(Items from an interface collection)
#####

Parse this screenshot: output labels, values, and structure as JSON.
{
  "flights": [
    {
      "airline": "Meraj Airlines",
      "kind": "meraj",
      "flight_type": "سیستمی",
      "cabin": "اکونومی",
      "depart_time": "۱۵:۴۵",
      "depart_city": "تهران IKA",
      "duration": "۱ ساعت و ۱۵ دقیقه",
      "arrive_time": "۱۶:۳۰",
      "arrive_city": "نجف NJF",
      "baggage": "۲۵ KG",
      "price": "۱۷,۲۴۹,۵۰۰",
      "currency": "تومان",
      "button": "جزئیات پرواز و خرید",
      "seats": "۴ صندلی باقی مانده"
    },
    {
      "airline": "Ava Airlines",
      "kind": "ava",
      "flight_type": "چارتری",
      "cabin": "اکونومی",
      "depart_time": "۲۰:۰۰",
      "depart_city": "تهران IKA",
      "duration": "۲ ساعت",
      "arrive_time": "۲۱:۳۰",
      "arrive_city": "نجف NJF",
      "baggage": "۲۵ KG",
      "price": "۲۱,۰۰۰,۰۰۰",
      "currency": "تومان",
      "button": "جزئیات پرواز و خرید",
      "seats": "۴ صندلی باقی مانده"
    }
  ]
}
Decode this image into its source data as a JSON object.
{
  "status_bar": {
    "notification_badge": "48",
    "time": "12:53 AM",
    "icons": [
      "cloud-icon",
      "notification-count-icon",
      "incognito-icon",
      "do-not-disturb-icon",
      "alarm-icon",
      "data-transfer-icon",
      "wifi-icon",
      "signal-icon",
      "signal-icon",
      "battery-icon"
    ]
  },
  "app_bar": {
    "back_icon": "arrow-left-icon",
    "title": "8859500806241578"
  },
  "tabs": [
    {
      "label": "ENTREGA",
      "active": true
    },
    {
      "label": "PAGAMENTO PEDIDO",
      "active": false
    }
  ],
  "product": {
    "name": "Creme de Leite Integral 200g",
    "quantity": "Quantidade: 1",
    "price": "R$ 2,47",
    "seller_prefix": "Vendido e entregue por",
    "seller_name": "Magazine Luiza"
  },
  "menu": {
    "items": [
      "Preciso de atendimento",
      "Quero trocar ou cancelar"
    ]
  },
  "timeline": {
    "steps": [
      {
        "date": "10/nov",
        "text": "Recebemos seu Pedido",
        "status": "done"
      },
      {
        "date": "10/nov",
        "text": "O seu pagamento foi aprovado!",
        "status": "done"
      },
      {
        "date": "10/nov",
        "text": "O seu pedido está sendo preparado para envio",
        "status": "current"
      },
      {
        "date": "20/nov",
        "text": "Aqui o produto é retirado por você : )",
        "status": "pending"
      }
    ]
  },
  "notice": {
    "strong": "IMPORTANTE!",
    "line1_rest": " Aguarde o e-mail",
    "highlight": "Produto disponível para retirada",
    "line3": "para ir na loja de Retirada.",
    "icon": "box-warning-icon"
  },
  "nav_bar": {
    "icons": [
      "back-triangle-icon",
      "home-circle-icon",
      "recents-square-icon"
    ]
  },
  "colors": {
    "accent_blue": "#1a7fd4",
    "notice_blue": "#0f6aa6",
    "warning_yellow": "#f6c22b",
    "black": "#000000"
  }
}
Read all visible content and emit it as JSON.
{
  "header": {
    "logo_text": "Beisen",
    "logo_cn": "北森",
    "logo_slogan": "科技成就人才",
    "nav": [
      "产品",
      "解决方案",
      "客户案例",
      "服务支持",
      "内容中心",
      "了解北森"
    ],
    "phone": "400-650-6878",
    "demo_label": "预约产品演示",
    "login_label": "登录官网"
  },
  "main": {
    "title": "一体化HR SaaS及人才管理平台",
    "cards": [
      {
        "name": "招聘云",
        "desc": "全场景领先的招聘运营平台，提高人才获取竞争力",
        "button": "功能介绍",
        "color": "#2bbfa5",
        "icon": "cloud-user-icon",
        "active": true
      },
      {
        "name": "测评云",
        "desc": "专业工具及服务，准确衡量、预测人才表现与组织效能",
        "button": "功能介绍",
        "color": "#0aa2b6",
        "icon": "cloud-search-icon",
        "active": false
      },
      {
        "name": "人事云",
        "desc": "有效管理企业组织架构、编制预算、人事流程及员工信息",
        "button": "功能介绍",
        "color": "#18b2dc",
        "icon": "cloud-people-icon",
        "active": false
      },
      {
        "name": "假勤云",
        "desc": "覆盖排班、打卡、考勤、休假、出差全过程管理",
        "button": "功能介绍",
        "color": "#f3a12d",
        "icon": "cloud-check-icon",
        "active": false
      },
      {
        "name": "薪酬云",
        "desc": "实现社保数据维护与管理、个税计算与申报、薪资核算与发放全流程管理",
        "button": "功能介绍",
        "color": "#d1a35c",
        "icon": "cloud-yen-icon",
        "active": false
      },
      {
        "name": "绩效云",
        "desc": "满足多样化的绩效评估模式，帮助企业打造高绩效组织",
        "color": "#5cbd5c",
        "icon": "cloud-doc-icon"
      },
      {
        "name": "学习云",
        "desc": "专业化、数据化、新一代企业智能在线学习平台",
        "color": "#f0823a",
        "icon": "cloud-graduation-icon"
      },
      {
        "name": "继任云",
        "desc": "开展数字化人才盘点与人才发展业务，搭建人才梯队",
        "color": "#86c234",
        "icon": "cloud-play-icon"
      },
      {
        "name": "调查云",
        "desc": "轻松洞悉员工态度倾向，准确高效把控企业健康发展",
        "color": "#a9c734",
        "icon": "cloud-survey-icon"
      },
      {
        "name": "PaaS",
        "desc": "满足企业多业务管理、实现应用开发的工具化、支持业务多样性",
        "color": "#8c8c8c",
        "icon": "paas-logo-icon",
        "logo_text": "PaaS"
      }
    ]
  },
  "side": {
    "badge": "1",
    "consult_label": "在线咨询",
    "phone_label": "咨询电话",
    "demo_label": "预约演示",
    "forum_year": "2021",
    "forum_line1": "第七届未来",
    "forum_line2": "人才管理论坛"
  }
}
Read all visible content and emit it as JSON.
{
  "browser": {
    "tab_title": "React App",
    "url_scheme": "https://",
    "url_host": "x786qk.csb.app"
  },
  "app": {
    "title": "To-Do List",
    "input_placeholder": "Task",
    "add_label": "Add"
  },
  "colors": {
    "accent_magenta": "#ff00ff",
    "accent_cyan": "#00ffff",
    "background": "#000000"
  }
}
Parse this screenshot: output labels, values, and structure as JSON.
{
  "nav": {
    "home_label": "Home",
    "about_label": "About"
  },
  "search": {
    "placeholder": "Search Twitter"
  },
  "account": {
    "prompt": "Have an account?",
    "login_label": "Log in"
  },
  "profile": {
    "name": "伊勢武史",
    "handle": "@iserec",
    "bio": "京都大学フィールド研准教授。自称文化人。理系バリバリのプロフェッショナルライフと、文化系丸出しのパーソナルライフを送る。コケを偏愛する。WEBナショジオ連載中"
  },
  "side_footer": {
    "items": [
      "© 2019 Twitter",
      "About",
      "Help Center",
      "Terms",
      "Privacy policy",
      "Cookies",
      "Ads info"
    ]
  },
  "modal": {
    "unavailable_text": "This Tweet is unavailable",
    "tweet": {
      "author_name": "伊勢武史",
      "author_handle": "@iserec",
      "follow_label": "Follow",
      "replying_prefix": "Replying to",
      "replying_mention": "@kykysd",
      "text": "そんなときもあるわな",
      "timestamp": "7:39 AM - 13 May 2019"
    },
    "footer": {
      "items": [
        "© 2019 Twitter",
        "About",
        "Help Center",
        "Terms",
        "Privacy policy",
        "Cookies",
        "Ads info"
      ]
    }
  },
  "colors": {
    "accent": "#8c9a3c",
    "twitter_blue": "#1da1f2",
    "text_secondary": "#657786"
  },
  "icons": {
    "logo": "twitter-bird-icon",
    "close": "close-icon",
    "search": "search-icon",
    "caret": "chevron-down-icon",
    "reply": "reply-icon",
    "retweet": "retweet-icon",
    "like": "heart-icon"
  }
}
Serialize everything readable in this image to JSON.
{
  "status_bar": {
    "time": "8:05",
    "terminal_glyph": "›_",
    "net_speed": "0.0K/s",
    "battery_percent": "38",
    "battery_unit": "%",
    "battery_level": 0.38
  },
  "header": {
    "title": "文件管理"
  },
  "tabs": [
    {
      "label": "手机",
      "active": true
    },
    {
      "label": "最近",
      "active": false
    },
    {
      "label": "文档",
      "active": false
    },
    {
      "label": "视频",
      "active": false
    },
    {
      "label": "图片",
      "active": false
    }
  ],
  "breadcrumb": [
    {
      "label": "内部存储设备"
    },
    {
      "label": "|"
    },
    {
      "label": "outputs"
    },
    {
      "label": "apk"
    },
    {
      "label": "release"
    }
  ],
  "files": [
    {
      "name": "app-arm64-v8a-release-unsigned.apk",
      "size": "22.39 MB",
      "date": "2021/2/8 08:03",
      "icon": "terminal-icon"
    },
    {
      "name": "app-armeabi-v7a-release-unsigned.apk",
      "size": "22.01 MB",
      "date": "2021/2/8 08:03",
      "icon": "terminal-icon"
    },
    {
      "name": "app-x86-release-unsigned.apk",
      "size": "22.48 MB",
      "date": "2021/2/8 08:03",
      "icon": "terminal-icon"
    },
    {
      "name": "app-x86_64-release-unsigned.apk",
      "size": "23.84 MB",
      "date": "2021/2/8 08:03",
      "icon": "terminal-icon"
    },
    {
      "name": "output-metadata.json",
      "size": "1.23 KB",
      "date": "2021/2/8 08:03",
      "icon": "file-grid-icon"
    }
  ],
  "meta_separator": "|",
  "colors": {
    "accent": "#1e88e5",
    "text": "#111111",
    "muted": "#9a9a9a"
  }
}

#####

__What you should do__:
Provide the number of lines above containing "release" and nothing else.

__Response box__:
5